To paraphrase Mario Balotelli, why is it always them?
Was it not enough that Russia corrupted the 2014 Winter Games in Sochi with a devilish scheme that involved Federal Security Service agents passing steroid-riddled urine samples through a mouse hole before swapping them with clean urine? The act was so devious that the International Olympic Committee president, Thomas Bach, later called it “a shocking and unprecedented attack on the integrity of sports and on the Olympic Games”.
Was it not enough that, as the esteemed law professor Richard McLaren found in 2016, the Russian government, security services and sporting authorities colluded to hide doping across more than 1,000 athletes in more than 30 sports – a practice that became state policy after the country’s poor performance at the 2010 Winter Games?
Even as late as 2019, the World Anti-Doping Agency found Russia had manipulated data from the Moscow anti-doping laboratory to stop investigators banning more of its athletes. That is the reason why Russia is competing under the banner of the Russian Olympic Committee in Beijing, and their anthem is banned.
And now, the greatest tragedy of all. A 15-year-old girl, already perhaps the greatest female skater in history, caught in a complicated mess, as the world’s media pick over the bones of her positive doping test.
It is a tragedy because it is impossible to imagine Kamila Valieva ordering a banned drug off the internet, finding it in a family medicine cabinet, or whatever the explanation might be, and – on a whim – taking it. If trimetazidine was in her system someone must have passed it on, perhaps telling her it was for recovery, be it an individual, entourage or even a state.
And it is a tragedy because to see Valieva up close is to marvel at one of the finest athletes in global sport. Twice in the past week I have had a rinkside seat, with perhaps just 30 or 40 others, while she has practised: the equivalent of seeing Lady Gaga playing an intimate pub gig. Time and again she has made the impossible look effortless: triple axels, triple toe loops, triple lutzes, even the famed quad. In a different system perhaps she would have time to etch her greatness with an indelible marker. Instead, with a doping ban still looming, Tuesday and Thursday might be the last times she skates at a Winter Olympics.
That is why, for all the condemnation of the court of arbitration for sport’s decision on Monday, it did not feel entirely unfair for it to allow her to compete again despite her positive test.
At least this way she gets more time to fight her case and for the World Anti‑Doping Agency to investigate those around her. And, if a doping ban does come months down the line, at least it will avoid a public shaming in front of the eyes of hundreds of millions of people, although other skaters denied the chance to stand on the podium would vehemently disagree.

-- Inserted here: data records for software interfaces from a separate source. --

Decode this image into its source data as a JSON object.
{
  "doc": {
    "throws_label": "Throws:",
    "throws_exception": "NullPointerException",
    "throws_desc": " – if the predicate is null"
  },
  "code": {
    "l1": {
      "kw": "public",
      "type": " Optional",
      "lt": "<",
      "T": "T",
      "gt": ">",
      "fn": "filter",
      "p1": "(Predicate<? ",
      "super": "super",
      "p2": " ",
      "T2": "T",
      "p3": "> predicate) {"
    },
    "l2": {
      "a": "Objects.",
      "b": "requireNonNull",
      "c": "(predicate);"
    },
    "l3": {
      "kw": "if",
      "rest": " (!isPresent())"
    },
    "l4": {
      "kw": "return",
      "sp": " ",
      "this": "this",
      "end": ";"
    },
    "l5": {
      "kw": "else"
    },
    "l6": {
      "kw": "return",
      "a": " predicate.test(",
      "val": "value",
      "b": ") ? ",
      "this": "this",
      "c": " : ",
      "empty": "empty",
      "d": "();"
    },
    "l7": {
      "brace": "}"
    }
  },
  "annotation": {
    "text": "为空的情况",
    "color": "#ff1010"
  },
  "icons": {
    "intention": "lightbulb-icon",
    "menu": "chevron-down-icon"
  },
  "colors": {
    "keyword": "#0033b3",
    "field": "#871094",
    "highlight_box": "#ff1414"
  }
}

To many the Valieva case has arisen because of an extraordinary set of circumstances across 44 days. On 25 December Valieva gave a drugs test at the Russian figure skating championships. Yet it was only on 8 February, a day after the 15-year-old inspired her country to gold in the team skating, that she learned she had tested positive. The reason for the delay? A Covid outbreak among workers at a doping laboratory in Sweden.
However, this is not a 44-day problem but one stretching over at least six or seven years, from the moment the full extent of Russia’s doping problem started to seep out.
Not so long ago the broken windows theory became popular among politicians. The idea is simple: if you allow damage in a community to linger, it only promotes more crime and disorder. Therefore problems should be eradicated immediately. This, to put it mildly, has not been an approach taken by global sport leaders.
At every turn they have talked tough on Russia while applying a homeopathic approach and diluting potential punishments. Perhaps it was necessarily realpolitik. Perhaps it was the only strategy to ensure innocent athletes were not wrongly caught up in the crimes and punishment of the broader state. But it has looked painfully weak: the equivalent of a parent punishing a child who attempts to burn down a house by wagging a finger and telling them to stand on the naughty step.
But without real incentives to reform – or a fear they could be truly kicked out of international sport – how will Russia ever truly change?
However, when it comes to the abuse of young athletes, it is not just Russia, and it is not only doping. In the US and Britain we have heard horrific tales of sexual and physical abuse, particularly in gymnastics, where girls are required to train as elite athletes from a young age.
As one leading British coach put it to me, it is all too easy for young kids to become vessels for coaches, federations and even states. “Doping is a symptom,” he added. “The disease is the early specialisation of children. It never gets talked about, and the whole situation is tragic.”
Given Valieva’s age, she is classified by Wada as a protected athlete. But how protected is she really from the pressures of an Olympic Games, or the demands of her country and coach? Perhaps it is time to ask whether 13-, 14- or 15‑year‑olds really should be competing at a summer or winter Games.
As Global Athlete, a union that represents thousands of athletes, put it on Monday, Valieva’s positive doping test appears clear evidence of abuse of a minor. “Sport should be protecting its athletes, not damaging them,” it said.
It is hard to argue with that. But in this case words are cheap. Valieva is but a pawn here. And if she ends up tarred and condemned, while a bigger kingpin escapes censure, it would be an affront to natural justice.